New training, ultra-high-density planting systems recommended for sweet cherry
As a result of new dwarfing rootstock selections, improvements in crop protectants, and better methods of postharvest handling and storage, production of sweet cherry is increasing around the world. New sweet cherry cultivars that allow for improved mechanical harvest have also been introduced, and semi-dwarfing and dwarfing rootstocks have improved the potential for developing high-density planting systems for sweet cherry. A new study showed that high-density planting in sweet cherry orchards can produce significant yields by the second and third year after planting.
Stefano Musacchi, Federico Gagliardi, and Sara Serra released a study in HortScience in which they report on the vegetative growth and fruit production behavior of different sweet cherry cultivars grown using multiple new ultra-high-density planting (HDP) and training systems. "The current trend toward higher densities in pome and stone fruit orchards, including sweet cherry, requires adopting more efficient training systems," they explained. The researchers established an experimental orchard in the Ferrara province in Italy for the trial, where they evaluated a variety of sweet cherry cultivars grafted on two different Gisela rootstocks. Each cultivar-rootstock combination was trained to spindle, V-system, or Super Spindle Axis (SSA). Planting densities ranged from 1905 trees/ha for spindle with Gisela 6 to 5714 trees/ha for V-system and SSA with Gisela 5. The scientists then evaluated traits including cherry vegetative growth, yield productivity, and fruit quality.

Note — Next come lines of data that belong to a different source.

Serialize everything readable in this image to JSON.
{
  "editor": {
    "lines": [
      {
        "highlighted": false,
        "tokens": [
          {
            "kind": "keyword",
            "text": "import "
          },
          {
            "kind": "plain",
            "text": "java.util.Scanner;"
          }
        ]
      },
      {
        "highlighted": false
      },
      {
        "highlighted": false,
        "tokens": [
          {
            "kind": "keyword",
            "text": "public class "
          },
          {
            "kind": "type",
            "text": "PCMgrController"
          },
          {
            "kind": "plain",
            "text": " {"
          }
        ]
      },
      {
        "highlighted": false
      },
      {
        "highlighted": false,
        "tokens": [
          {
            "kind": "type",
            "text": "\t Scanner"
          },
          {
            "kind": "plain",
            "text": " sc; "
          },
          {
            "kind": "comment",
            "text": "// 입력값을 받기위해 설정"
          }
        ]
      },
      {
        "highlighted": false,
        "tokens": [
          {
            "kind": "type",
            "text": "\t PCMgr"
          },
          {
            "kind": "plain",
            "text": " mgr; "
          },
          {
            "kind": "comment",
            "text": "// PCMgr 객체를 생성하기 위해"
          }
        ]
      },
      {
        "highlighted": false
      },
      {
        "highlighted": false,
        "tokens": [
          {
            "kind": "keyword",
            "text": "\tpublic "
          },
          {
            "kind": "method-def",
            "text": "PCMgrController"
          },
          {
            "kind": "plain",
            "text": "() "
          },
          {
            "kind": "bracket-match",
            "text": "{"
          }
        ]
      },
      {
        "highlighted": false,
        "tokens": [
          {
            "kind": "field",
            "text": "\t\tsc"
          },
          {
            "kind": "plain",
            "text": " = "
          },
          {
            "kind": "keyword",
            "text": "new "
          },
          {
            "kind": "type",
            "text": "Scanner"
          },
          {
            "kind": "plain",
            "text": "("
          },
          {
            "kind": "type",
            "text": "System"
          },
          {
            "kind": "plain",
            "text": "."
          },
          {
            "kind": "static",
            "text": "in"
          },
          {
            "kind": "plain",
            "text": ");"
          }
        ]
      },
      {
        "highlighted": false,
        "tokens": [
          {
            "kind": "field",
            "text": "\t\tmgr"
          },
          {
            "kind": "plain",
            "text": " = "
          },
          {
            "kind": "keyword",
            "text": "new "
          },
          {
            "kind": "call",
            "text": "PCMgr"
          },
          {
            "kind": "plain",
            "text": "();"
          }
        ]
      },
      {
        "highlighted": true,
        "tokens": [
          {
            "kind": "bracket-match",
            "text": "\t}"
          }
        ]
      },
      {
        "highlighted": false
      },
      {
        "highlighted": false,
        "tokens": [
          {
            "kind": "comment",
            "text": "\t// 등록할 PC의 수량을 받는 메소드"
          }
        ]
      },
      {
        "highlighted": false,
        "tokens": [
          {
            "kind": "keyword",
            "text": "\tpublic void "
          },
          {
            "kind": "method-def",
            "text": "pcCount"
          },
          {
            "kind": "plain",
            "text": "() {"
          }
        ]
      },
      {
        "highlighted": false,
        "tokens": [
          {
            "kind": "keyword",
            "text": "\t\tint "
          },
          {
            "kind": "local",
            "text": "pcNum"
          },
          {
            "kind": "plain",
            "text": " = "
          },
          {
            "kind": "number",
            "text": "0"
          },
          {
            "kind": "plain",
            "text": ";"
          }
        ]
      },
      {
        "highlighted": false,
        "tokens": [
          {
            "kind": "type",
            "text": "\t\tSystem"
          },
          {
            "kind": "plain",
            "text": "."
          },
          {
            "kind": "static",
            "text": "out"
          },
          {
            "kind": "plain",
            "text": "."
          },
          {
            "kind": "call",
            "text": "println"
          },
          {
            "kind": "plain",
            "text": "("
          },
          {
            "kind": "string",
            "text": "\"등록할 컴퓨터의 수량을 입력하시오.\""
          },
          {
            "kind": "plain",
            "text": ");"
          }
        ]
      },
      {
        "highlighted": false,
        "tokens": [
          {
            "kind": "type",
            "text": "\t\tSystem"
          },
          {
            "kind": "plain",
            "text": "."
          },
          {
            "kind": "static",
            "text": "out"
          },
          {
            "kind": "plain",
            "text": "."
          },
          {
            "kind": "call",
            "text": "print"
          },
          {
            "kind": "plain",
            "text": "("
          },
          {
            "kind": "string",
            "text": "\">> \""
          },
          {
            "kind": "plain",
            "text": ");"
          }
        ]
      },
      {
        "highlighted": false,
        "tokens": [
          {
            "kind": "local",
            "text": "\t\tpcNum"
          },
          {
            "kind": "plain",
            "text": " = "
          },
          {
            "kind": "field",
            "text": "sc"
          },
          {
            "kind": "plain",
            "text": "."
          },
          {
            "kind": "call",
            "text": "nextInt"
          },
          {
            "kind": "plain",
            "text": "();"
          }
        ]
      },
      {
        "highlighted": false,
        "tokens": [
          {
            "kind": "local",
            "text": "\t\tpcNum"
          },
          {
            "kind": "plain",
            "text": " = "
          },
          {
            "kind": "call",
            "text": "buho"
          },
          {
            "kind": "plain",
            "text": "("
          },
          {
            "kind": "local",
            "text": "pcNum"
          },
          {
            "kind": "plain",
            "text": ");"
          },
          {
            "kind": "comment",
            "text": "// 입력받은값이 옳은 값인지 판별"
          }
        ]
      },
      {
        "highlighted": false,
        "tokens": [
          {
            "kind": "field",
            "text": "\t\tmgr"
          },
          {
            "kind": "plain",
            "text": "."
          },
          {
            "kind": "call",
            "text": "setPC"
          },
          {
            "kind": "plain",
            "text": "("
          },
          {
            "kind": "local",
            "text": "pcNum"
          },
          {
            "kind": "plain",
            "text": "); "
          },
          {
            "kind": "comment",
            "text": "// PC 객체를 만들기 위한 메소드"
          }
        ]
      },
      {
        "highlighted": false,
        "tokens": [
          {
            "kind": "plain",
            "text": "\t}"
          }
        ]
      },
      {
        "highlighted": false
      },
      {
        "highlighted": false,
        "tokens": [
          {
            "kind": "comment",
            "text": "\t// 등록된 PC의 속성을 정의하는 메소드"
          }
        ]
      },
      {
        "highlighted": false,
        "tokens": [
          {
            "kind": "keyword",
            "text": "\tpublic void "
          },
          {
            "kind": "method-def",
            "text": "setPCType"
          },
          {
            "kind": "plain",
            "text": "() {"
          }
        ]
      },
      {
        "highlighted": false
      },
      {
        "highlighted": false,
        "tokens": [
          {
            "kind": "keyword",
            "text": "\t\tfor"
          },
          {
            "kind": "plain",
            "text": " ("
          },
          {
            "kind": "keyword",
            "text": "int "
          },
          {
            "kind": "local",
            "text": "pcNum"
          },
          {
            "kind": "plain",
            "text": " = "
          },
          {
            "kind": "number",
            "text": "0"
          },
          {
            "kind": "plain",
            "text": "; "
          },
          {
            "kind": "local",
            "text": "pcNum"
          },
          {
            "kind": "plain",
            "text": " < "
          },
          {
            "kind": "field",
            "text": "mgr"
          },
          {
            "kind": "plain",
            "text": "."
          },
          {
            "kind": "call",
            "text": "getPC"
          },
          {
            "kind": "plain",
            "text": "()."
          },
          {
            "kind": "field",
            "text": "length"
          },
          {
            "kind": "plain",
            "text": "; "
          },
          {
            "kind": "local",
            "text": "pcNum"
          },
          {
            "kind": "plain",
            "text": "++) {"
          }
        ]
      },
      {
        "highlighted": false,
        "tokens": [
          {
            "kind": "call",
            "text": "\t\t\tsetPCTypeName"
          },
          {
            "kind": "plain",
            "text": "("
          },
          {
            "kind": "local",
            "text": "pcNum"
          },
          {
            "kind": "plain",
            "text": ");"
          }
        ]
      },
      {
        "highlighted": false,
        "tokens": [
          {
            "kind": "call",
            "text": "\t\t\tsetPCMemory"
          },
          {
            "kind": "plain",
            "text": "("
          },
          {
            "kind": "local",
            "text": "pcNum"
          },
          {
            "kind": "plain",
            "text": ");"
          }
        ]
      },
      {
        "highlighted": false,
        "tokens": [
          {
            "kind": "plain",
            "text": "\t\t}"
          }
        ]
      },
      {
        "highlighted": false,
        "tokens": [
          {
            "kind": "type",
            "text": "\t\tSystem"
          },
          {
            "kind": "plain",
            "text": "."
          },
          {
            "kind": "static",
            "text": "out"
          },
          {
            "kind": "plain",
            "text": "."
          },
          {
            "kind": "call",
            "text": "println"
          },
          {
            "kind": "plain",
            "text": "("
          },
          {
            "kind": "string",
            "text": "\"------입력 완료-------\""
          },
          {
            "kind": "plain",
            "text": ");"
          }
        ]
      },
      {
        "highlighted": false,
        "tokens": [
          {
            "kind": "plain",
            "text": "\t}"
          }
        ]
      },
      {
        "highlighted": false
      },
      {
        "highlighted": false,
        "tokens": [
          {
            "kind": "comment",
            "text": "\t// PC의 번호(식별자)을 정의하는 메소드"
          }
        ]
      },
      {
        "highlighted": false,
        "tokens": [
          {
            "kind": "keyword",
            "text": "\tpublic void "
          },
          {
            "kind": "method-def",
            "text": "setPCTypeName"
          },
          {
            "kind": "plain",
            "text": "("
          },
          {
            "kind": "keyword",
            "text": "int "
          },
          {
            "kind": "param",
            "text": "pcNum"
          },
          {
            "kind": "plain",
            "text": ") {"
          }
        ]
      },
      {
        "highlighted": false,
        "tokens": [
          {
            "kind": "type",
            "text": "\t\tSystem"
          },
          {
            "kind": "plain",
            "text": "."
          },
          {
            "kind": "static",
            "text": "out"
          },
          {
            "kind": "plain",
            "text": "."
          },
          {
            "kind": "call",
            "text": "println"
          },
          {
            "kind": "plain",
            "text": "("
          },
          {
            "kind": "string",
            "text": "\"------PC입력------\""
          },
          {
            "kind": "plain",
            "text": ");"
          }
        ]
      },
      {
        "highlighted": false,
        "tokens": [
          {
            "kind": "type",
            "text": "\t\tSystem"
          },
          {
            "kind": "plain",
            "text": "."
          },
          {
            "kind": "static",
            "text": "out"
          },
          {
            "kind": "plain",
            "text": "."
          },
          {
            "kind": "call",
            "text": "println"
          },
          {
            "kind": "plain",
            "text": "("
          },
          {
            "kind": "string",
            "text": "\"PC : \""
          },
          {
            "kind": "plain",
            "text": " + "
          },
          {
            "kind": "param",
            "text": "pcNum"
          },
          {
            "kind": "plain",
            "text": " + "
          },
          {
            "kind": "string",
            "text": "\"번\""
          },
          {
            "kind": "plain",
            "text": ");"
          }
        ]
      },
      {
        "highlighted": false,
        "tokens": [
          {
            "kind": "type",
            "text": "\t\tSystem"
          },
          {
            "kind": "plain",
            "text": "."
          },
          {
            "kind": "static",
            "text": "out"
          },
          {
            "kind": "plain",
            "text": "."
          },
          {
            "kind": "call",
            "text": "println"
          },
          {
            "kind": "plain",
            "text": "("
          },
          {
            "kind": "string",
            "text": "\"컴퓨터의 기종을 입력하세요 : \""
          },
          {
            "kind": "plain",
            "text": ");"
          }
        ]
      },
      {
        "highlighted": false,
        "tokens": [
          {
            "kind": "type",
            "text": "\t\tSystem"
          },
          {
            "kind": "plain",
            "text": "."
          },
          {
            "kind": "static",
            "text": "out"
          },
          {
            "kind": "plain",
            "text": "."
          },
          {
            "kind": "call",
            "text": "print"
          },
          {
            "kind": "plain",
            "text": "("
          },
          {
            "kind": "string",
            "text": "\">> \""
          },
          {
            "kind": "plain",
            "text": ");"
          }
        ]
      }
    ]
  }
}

Results showed that, among the three systems grafted on Gisela 5, trees trained to the spindle system had the highest trunk cross-sectional area, followed by V-system, and SSA. Seven years after planting, 'Ferrovia' had the highest cumulative yield among cultivars grafted on Gisela 5, especially with V-system training systems. For cultivars grafted on Gisela 6, 'Giorgia' had the highest cumulative yield after 7 years, but 'Grace Star' had higher production than 'Giorgia' in 1 year.
"Our results demonstrated that it is possible to develop a high-density planting sweet cherry orchard producing a significant yield by the second and third year after planting," the authors said. "The SSA and V-systems, in combination with the correct cultivar, guaranteed a high level of production and positively affected fruit quality. Generally speaking, the low production per tree is compensated by a high number of trees and the achieved quality is very high, with over 90% of fruit having a diameter over 28 mm." The authors added that that pruning will be a key factor for minimizing wood aging and yield reduction, and also recommended implementing a system that protects against frost and rain to maintain efficient trees and avoid fluctuations in sweet cherry crop levels.
More information: HortScience, hortsci.ashspublications.org/c … ent/50/1/59.abstract
Journal information: HortScience
Provided by American Society for Horticultural Science